-- Your goal --
Below are records; copy every line among them that contains the word "JSON".
::: Exercise material :::
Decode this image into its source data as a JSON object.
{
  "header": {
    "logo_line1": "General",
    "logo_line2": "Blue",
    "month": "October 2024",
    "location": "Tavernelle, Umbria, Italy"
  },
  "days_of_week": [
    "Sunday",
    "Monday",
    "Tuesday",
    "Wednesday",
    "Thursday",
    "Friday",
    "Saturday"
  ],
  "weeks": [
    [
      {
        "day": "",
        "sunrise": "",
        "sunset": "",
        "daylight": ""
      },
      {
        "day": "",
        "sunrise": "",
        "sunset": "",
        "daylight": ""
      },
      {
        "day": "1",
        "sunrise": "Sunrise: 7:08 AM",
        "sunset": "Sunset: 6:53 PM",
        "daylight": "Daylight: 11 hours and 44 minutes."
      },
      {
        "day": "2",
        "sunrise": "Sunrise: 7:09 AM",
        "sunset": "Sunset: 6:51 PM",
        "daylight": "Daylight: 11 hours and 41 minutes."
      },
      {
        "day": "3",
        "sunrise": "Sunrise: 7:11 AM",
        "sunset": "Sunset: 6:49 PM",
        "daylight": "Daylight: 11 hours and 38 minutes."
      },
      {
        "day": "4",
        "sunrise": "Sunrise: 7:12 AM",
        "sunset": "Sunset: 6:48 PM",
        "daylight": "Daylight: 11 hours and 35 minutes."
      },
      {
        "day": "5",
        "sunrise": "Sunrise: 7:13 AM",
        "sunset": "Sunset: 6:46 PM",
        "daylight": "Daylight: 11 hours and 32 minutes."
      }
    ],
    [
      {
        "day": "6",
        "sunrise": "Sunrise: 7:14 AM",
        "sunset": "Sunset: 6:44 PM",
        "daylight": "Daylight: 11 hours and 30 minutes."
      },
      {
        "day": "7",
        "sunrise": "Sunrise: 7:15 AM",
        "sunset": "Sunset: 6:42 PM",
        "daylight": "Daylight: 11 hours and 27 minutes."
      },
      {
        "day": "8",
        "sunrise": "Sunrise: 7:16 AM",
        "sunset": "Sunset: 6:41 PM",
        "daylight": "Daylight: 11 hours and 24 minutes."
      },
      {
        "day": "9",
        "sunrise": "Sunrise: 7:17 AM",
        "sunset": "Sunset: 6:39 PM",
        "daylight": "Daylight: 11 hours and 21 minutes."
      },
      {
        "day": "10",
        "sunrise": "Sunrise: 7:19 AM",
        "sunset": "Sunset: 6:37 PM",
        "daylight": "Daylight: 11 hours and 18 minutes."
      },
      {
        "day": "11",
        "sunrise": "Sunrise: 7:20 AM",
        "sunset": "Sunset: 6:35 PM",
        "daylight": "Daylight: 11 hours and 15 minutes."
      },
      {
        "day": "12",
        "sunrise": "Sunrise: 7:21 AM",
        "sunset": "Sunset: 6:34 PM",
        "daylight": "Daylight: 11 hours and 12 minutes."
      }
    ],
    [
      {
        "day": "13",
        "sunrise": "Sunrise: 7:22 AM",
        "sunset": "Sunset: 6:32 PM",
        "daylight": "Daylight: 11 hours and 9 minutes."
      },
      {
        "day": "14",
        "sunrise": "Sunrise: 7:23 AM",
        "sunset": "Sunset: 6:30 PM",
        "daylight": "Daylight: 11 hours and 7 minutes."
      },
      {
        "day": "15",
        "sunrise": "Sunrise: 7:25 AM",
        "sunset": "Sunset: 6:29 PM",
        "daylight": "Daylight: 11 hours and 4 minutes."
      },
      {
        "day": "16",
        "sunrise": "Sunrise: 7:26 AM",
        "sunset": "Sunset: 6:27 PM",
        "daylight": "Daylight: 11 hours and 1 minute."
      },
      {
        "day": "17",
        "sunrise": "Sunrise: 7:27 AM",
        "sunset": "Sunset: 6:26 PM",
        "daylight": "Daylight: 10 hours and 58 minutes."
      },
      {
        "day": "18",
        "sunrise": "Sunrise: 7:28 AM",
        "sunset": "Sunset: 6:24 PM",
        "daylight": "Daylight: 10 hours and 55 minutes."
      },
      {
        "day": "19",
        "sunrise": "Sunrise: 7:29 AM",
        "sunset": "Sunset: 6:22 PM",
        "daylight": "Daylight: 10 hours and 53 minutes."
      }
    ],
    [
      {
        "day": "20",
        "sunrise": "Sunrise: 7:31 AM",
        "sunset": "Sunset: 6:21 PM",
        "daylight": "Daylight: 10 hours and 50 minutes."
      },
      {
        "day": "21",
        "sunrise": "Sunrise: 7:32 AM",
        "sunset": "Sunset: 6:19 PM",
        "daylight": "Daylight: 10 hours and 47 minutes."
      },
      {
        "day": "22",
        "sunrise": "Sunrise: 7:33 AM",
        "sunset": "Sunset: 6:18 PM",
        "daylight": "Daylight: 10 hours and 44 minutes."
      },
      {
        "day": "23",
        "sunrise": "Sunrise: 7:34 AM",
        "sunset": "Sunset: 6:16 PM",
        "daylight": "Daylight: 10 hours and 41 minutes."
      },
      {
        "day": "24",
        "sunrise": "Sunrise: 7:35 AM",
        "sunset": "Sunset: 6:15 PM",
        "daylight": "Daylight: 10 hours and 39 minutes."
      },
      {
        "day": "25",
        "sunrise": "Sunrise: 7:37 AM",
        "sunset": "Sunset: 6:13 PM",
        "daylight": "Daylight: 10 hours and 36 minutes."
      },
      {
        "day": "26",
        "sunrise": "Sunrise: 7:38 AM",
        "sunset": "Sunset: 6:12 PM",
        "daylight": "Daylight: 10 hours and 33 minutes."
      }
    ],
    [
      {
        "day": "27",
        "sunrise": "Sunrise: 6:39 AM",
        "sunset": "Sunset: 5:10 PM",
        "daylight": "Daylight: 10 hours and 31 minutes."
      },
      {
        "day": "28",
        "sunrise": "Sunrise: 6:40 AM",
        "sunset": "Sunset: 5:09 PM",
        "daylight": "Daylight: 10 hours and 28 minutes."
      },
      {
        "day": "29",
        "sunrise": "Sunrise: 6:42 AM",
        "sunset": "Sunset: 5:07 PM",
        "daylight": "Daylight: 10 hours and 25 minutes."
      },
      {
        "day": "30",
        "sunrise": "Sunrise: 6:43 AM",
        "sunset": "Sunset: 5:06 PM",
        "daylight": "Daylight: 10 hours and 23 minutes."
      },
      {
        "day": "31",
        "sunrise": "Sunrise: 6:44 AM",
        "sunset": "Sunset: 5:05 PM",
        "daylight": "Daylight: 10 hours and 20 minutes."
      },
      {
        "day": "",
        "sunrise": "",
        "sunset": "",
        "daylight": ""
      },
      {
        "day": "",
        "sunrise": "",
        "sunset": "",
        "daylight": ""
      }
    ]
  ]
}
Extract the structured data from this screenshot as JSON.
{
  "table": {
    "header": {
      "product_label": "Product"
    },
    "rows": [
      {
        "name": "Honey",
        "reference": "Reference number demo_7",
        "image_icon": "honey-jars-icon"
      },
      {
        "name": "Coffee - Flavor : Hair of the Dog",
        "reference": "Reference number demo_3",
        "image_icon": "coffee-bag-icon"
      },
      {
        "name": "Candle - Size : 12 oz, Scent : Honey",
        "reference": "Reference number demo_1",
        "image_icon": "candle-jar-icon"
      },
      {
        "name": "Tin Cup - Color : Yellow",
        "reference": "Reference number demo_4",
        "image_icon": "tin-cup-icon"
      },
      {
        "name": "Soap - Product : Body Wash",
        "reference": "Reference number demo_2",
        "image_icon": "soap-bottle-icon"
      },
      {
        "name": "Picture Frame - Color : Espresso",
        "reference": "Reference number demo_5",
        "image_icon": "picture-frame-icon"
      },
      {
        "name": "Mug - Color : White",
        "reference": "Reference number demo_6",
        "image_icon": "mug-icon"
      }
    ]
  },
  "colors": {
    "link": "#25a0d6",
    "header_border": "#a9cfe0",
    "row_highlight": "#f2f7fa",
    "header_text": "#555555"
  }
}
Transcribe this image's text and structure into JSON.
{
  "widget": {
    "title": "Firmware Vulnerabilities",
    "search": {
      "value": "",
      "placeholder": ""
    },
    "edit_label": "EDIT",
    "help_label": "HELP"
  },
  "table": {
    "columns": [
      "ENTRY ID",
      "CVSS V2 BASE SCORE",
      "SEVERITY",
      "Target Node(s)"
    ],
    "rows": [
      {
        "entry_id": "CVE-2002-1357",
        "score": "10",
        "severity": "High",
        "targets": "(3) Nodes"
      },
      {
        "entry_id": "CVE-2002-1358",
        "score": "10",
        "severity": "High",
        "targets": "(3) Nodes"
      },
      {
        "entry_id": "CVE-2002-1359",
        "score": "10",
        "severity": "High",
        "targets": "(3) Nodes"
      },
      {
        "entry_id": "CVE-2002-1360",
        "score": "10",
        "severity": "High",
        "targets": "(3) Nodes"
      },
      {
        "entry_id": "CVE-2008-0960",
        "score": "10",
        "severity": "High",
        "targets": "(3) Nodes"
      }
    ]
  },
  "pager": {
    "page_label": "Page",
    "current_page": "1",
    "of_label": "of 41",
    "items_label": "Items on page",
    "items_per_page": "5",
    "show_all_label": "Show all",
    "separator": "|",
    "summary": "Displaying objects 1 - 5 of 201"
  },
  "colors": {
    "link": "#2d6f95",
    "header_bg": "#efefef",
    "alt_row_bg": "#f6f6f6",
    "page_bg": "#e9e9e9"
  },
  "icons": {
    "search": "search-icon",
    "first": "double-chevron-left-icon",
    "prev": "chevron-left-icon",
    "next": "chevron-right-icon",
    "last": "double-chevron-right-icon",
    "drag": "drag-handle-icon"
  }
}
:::
-- Expected answer --
Decode this image into its source data as a JSON object.
Extract the structured data from this screenshot as JSON.
Transcribe this image's text and structure into JSON.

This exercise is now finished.